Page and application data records
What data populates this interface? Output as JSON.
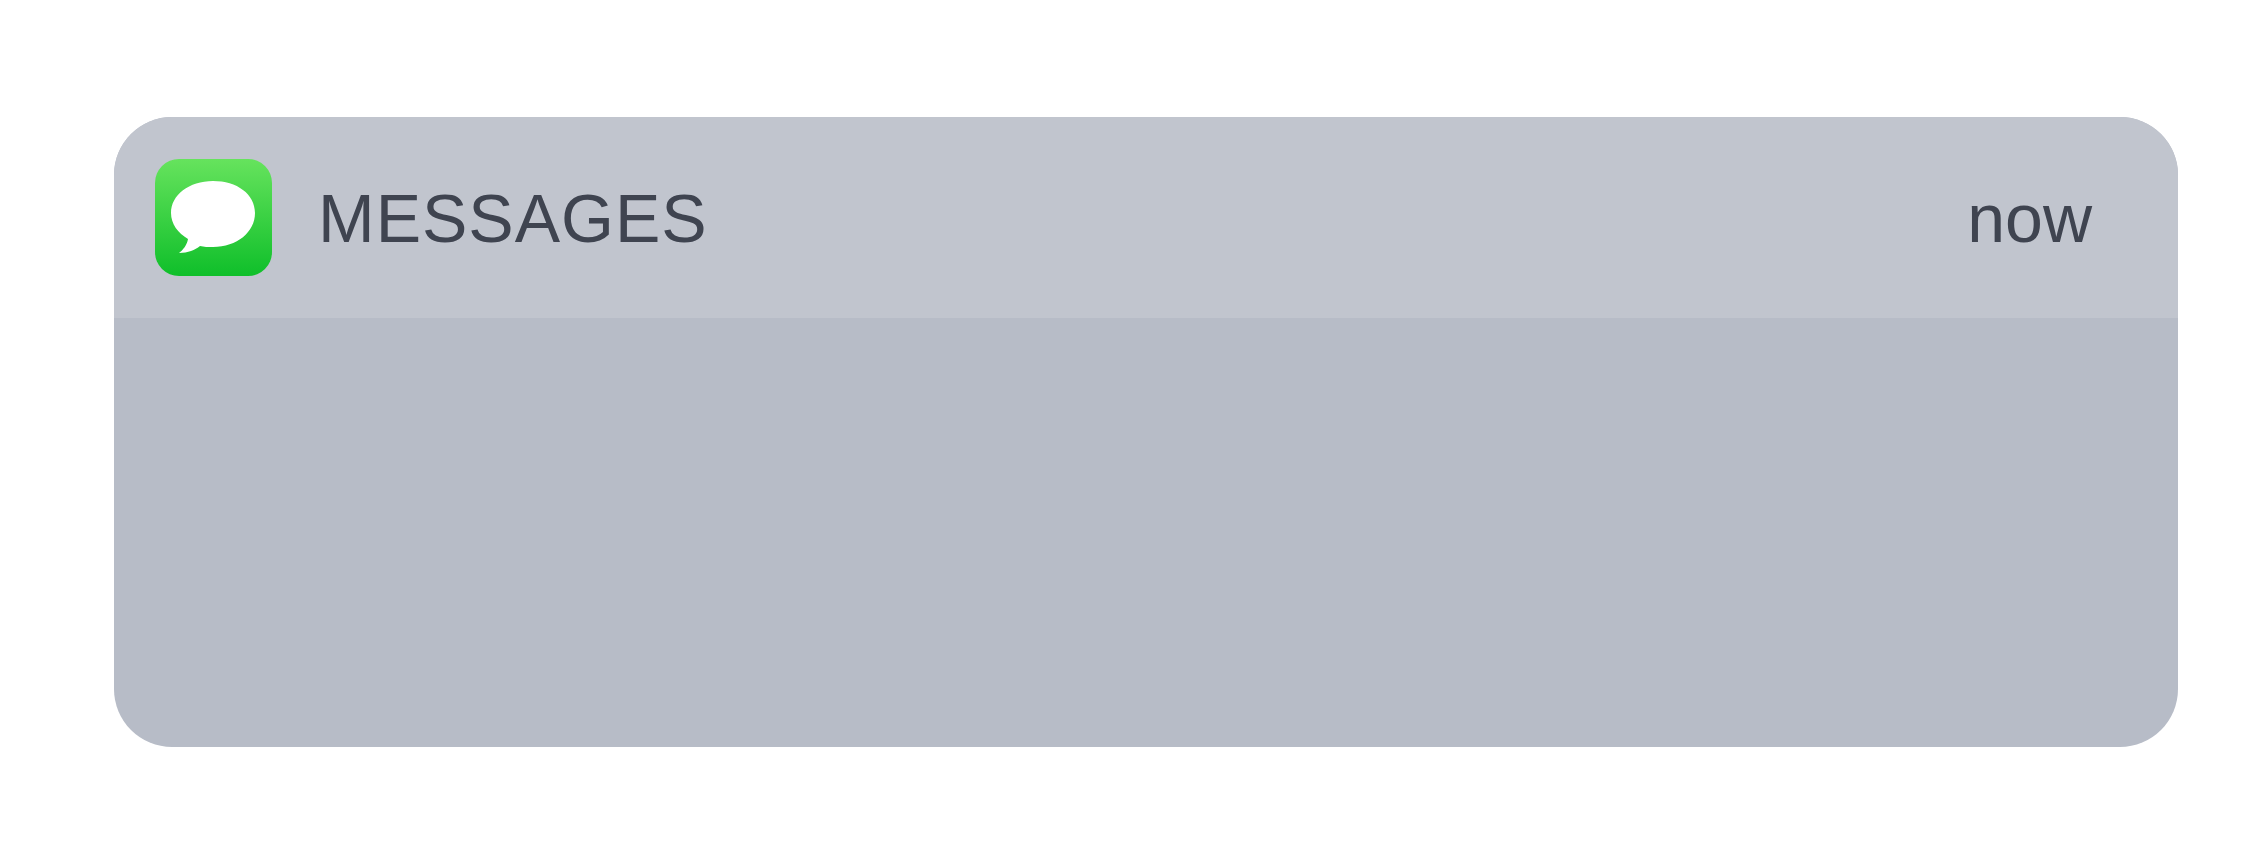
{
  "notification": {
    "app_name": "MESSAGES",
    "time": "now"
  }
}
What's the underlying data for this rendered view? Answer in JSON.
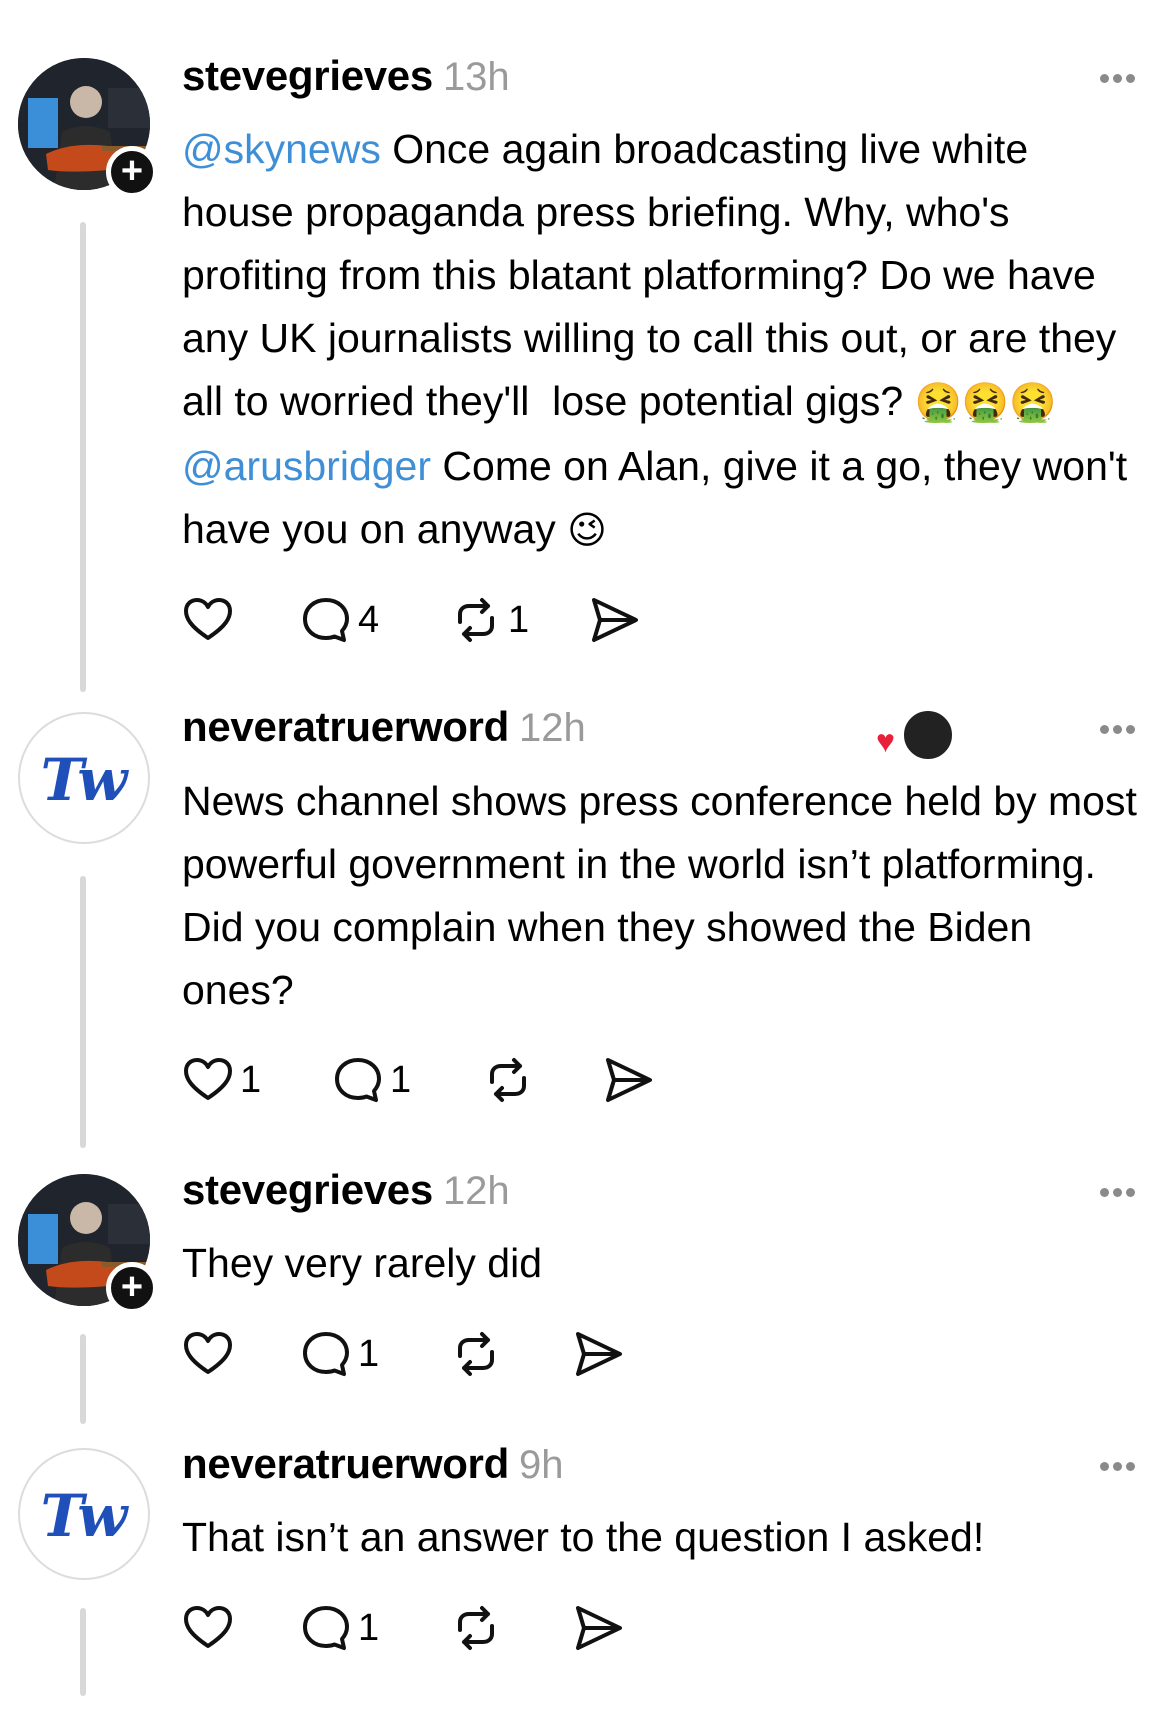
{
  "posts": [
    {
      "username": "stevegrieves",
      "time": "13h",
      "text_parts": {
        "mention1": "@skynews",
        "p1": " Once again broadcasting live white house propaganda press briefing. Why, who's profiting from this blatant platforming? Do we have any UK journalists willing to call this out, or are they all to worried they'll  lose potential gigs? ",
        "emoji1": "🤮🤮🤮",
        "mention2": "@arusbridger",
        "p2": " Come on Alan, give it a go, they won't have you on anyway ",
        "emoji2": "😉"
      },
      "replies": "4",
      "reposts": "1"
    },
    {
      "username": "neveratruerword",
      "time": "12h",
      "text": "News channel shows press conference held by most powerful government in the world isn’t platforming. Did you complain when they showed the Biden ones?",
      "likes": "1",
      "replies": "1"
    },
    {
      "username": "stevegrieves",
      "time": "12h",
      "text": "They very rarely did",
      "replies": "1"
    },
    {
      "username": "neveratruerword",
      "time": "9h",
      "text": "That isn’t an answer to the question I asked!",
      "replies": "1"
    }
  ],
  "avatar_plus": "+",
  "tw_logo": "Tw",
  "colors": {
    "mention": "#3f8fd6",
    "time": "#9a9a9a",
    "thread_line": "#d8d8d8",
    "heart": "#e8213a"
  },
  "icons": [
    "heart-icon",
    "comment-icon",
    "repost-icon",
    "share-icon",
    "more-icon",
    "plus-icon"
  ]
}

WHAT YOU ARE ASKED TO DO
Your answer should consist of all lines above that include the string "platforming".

RESPONSE AREA
        "p1": " Once again broadcasting live white house propaganda press briefing. Why, who's profiting from this blatant platforming? Do we have any UK journalists willing to call this out, or are they all to worried they'll  lose potential gigs? ",
      "text": "News channel shows press conference held by most powerful government in the world isn’t platforming. Did you complain when they showed the Biden ones?",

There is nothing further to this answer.